Thousands of pieces of plastic and litter have washed up in Stanley, after days of heavy rain caused the river to burst its banks.
Local groups are calling for action after the high water levels showed the extent of litter at Stanley Ferry trash screen, which protects the nearby aqueduct.
Paul Dainton, head of local community group RATS (Residents Against Toxic Scheme), said work needed to be done to prevent plastic and litter finding its way into the river.
He said: “While MPs and local politicians continue to claim action over climate change and plastic in the streams, rivers and oceans, we in Wakefield suffer one of the worst polluted rivers in the UK.
“Everybody is going on about the environment and plastics in the river and yet nobody will take responsibility.

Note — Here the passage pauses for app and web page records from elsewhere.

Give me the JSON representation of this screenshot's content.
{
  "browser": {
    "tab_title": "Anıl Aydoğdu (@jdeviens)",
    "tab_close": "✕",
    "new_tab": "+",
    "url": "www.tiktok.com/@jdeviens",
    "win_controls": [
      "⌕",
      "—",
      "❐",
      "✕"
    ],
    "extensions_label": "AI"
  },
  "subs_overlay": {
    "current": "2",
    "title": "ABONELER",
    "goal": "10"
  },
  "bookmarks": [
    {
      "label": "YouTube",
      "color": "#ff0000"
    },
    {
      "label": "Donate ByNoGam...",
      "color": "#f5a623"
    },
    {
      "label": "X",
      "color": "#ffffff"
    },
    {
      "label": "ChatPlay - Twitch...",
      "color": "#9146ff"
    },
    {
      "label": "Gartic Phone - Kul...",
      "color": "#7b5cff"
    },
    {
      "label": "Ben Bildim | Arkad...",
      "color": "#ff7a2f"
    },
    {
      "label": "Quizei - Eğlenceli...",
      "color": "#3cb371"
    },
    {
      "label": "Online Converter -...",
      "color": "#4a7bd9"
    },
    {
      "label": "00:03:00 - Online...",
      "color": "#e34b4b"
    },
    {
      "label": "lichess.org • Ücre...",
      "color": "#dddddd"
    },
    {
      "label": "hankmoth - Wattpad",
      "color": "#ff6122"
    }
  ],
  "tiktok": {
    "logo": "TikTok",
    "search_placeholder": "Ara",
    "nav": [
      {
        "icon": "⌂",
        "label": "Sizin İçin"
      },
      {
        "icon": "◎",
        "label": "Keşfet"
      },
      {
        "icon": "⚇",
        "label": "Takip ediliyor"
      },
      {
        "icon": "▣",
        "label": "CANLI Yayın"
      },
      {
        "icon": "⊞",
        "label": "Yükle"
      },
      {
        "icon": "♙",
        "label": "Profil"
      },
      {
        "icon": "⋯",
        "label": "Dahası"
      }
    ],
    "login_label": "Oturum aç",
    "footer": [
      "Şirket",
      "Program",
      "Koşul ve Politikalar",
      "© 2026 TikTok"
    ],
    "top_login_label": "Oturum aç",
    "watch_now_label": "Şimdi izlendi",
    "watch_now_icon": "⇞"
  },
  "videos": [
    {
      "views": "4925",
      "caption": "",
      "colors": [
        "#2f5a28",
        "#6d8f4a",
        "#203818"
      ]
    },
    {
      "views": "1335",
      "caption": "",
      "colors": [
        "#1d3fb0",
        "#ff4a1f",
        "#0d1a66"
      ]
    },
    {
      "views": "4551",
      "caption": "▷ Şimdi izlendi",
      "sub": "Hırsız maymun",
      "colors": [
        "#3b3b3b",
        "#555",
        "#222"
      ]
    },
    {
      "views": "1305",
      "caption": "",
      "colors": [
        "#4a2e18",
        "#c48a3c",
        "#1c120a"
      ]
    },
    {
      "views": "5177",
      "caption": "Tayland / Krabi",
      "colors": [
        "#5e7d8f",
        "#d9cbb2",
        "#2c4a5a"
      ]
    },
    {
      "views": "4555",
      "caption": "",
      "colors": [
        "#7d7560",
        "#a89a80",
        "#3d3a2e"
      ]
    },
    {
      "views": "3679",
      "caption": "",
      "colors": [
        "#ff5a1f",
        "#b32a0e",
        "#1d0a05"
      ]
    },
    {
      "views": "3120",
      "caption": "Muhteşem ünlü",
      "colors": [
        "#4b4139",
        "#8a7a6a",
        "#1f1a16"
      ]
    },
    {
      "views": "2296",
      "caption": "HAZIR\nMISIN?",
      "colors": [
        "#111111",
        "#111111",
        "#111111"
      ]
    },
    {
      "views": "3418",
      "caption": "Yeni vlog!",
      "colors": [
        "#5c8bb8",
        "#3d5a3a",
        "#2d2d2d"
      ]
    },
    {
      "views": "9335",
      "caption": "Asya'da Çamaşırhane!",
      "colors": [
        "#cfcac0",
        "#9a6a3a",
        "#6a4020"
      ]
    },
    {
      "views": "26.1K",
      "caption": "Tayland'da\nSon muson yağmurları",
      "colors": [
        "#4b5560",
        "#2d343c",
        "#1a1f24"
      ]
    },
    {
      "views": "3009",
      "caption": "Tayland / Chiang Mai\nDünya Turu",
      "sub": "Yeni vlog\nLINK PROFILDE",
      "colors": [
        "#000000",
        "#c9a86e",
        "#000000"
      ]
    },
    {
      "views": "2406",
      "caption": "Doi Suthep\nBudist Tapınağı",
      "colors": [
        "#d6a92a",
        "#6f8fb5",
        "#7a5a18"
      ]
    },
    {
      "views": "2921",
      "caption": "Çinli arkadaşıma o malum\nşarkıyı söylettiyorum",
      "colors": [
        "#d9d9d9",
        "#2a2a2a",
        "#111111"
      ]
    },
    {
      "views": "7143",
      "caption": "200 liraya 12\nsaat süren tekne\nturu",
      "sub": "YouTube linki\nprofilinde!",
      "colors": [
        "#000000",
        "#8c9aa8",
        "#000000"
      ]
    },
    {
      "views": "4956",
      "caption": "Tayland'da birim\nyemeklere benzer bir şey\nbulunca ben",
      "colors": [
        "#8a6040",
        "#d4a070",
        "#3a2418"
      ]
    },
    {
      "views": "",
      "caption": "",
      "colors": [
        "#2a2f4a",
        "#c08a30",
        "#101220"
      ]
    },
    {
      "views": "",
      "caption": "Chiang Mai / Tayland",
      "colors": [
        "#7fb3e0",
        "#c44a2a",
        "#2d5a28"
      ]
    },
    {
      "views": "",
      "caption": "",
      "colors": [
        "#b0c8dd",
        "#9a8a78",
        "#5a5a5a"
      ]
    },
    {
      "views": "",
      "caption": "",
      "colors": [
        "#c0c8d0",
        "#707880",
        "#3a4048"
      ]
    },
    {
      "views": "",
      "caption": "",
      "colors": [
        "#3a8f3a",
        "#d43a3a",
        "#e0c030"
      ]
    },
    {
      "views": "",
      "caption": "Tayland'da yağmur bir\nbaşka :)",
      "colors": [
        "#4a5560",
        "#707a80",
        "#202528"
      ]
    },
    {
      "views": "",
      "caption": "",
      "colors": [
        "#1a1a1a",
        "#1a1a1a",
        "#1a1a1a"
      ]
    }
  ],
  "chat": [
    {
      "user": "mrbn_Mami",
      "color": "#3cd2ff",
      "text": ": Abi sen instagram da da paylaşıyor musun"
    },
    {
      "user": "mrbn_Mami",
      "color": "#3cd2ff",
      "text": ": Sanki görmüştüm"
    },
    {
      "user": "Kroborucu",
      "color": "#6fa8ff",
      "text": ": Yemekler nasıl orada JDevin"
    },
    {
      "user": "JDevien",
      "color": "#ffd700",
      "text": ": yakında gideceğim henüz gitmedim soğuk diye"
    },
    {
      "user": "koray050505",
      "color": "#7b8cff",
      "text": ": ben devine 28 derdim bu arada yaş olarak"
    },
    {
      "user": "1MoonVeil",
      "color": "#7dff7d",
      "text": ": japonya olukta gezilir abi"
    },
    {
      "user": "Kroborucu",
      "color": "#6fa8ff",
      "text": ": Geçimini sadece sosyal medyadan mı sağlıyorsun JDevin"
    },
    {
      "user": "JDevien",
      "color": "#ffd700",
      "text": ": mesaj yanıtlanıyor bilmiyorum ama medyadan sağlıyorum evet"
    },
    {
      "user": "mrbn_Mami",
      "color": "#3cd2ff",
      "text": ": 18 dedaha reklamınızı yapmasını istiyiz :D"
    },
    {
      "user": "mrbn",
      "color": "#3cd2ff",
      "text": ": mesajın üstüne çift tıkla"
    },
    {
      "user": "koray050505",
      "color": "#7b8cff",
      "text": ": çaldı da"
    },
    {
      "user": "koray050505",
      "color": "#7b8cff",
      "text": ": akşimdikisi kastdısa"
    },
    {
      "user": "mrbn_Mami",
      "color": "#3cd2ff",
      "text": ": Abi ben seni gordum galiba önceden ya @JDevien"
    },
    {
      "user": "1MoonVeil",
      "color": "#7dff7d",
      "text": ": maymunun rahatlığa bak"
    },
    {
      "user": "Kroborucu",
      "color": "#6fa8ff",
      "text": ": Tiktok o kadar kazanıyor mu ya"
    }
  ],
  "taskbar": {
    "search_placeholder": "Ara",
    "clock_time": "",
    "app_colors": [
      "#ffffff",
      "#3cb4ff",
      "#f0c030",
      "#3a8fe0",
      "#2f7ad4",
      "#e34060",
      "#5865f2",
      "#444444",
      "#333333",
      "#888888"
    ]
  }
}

It just sickens me.
“Nobody is prepared to accept responsibility whatsoever.
“Never once in 10 years have they ever been to try to sort it out.
“They’ve done nothing and they’re still doing nothing.”
The group say they have photos of pollution at the site going back more than a decade, but have been unable to convince any official bodies to take responsibility.
The depth of the river at Stanley Ferry is not recorded, but measurements taken in Castleford showed that water levels more than doubled between Friday and Sunday, to a peak of 3.54 metres.
Sean McGinley, director for Yorkshire & NE at Canal & River Trust, who are responsible for the river, said: “Devastatingly, our canals and rivers are inadvertently acting as ‘plastics highways’, transporting rubbish from where we live out to sea.
“At Stanley Ferry we face a complex access issue to safely remove the litter accumulated behind the trash screen which protects the aqueduct.
“At the moment river flows are very fast and access to the site needs to be scheduled during the summer months, when water flow is often at is lowest.
“We have a significant project planned for summer 2021 to improve the structure to make maintenance of both the structure easier and the removal of litter and plastics.”